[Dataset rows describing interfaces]
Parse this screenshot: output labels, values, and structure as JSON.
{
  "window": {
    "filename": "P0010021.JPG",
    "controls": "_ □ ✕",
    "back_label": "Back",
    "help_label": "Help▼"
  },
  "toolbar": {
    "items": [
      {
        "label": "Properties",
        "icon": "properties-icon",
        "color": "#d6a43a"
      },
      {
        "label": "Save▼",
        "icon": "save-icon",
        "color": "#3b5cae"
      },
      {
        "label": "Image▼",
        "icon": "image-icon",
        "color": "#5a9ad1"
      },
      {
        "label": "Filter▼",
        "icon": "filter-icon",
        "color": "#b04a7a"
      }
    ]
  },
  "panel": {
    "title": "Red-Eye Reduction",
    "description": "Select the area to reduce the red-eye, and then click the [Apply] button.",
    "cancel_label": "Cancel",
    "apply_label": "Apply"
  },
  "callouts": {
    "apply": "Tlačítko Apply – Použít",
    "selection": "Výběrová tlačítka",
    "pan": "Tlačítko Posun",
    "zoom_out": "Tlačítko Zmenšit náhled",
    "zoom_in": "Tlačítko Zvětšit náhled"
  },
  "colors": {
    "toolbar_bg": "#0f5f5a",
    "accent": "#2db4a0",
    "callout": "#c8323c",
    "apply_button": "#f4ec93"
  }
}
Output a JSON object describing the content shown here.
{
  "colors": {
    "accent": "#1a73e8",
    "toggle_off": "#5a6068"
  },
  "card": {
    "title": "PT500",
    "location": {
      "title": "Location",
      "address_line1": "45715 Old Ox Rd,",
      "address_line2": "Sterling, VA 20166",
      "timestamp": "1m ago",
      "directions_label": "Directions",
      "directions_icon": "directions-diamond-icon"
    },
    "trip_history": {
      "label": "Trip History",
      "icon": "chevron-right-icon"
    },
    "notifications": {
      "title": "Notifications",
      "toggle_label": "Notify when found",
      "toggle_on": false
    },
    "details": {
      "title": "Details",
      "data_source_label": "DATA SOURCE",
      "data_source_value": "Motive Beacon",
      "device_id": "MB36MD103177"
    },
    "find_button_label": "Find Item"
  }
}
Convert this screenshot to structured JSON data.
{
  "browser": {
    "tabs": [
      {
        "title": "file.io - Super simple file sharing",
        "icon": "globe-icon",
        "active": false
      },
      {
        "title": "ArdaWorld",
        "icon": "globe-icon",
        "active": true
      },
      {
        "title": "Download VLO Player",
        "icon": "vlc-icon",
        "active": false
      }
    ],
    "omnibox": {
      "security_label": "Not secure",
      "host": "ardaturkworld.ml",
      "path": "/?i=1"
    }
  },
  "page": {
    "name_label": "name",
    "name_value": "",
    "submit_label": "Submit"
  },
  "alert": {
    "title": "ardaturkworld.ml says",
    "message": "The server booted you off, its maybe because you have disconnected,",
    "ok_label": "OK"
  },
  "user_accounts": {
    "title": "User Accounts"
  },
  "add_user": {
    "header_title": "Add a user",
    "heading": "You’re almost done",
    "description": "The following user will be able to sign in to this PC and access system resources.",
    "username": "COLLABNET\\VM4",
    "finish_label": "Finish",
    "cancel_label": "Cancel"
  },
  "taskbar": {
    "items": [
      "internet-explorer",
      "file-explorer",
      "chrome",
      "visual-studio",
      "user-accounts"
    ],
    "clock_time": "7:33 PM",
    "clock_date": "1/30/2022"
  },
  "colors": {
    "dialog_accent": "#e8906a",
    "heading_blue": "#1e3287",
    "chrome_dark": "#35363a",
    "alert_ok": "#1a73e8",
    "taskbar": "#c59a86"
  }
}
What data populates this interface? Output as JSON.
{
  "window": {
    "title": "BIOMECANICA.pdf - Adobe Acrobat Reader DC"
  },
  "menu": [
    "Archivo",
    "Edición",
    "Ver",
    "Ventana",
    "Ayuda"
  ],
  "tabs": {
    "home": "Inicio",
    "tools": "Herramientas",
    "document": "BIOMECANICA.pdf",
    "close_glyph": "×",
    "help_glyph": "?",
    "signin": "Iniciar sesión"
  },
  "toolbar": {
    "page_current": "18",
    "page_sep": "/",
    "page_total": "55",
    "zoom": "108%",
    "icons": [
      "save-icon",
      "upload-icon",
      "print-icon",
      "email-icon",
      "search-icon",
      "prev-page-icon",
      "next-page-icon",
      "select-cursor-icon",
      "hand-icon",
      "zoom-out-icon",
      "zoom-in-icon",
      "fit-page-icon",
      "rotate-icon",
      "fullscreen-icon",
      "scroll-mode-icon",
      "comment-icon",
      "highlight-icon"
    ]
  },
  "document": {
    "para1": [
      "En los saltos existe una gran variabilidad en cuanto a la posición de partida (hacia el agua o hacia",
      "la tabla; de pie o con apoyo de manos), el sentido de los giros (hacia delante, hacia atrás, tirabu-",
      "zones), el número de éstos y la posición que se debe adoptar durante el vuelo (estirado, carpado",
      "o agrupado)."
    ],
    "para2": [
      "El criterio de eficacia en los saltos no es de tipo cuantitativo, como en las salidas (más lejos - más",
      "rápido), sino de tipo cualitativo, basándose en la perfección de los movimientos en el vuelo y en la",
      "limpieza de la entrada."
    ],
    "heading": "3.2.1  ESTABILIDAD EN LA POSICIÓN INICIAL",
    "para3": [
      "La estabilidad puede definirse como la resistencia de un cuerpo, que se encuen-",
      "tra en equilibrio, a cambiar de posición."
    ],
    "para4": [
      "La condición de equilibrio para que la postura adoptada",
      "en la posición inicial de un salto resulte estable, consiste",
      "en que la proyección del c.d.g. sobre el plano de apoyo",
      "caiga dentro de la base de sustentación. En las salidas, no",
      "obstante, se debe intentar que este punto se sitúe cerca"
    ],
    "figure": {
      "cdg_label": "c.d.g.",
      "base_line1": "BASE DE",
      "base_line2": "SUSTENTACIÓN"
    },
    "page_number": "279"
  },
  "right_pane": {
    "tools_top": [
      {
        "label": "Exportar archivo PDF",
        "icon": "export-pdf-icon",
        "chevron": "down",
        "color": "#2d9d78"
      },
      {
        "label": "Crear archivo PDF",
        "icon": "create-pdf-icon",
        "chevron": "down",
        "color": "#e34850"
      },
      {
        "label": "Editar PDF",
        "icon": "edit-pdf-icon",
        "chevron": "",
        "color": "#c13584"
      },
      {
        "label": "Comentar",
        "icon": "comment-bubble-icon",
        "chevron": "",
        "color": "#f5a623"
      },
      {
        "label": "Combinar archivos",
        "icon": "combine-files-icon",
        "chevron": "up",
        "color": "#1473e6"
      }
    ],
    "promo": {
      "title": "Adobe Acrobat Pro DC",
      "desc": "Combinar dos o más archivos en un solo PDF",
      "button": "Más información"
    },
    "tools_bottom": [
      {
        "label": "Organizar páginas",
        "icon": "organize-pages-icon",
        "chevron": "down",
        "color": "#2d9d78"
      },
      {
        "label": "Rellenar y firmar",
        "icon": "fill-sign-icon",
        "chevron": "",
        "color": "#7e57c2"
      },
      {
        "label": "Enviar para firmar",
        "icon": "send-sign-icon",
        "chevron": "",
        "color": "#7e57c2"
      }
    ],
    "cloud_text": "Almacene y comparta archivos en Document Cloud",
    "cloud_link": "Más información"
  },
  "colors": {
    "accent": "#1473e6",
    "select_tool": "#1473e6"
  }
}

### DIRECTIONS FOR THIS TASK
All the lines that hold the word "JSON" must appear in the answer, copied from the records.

### PROBLEM SOLUTION
Parse this screenshot: output labels, values, and structure as JSON.
Output a JSON object describing the content shown here.
Convert this screenshot to structured JSON data.
What data populates this interface? Output as JSON.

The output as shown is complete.